Southern cooking runs in our blood, bacon wrapped everything, cornmeal battered, deep-fried, fresh from the local farmers market or your own garden. Some of our southern favorites growing up were fried chicken, black-eyed peas (any kind of pea), gravy (mostly milk gravy), fresh-side pork (pork belly), smothered everything. Talking about food always brings up memories of “my mother made this, or my grandmother made that”.
Since everyone, even if not from south of the Mason Dixon line, seems to have a love affair with comfort foods, we decided to do a modern take on some down home favorites for our annual Friday night Feast meal after Thanksgiving. Most of our meal was inspired by things we all remember whether you are from Missouri, Alabama, Louisiana or anywhere in between.
So, our meal started off with an amuse bouche (my dish) of buttermilk soup with cornbread. For me, that brought back memories of my grandfather drinking (or eating) buttermilk with cornbread crumbled up in his big goblet glass.
And the corn is raw.
I subscribe to a lot of blogs and occasionally come across a recipe that I can’t wait to try but this recipe had to wait until those sweet ears of corn made their appearance at the summer farmer’s markets.

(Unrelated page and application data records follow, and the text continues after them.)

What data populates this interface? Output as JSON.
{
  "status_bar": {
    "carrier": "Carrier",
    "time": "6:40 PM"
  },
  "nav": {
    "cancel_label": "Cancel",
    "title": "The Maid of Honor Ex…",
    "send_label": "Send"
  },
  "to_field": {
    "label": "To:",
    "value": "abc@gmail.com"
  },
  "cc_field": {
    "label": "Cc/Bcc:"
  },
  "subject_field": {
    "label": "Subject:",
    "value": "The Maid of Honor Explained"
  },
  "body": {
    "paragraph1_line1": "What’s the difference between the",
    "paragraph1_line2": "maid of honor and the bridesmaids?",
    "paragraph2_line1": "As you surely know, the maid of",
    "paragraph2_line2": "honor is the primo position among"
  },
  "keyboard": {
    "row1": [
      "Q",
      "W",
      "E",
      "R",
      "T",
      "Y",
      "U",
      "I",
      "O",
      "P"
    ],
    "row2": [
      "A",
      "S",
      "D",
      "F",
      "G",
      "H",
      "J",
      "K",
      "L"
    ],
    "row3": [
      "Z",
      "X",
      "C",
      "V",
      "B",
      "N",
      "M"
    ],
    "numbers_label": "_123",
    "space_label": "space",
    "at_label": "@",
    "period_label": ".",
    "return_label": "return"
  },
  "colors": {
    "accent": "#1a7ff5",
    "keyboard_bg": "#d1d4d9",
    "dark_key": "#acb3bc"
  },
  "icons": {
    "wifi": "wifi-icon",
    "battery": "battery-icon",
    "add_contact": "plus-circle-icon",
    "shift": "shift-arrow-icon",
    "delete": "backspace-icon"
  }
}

Then I would know they were fresh picked.
When we were traveling by car to Chicago last summer we saw fields of corn along the way. Seeing row after row of corn always bring back memories of living in Iowa and the corn festivals where you knew you were going to get the best, sweetest, corn on earth. These road trips to Chicago, seeing masses of yellow ears always makes me want to jump out and grab a few, but, of course, I never do. I can’t run that fast.
As we are already several weeks into summer and looking for those great side dishes to go with your grilled meats, lets don’t forget about all that sweet fresh corn that is starting to show up in our produce sections. Corn dishes make a great side dish with any summer meal whether it is served hot, cold or room temperature.
It’s funny how recipe evolve into newer, healthier versions of what we use to prepare or just a version of something you imagined in your head. I have always wanted to try a raw corn salad so what better recipe to use to try it out on. Food52 suggest passing the dressing but I opted to stir some of the dressing into the salad. You can see the picture below with the buttermilk dressing perched on top. I don’t think it blends as well with the salad and besides then you have to stir it once it’s on your plate. We did pass extra dressing incase someone wanted more.
Some of my most viewed recipes.
Only occasionally do I get comments on recipes I post. I wish I got them more often especially if someone out there ever tries any of the things I make and post; but even if I don’t I get excited seeing how the count continues to go up on people searching for recipes to try.
So I decided to sort through some of the most viewed things and see if by chance you missed these.
PEANUT BUTTER SHADOW COOKIES
My all time highest viewed recipe is the Peanut Butter Shadow cookie that I have made since the 70’s. Don’t ask me how 21,023 people even found this recipe. They would have had to Google Peanut Butter Shadow Cookies. Anyway, it is a delicious cookie full of peanut butter and chocolate.
BACON WRAPPED DATES WITH BALSAMIC
If you love dates then you will love these Bacon Wrapped Dates with Balsamic — 3,015 views. I love the sweet and salty taste of this appetizer. And appetizers are one of my favorite things to make.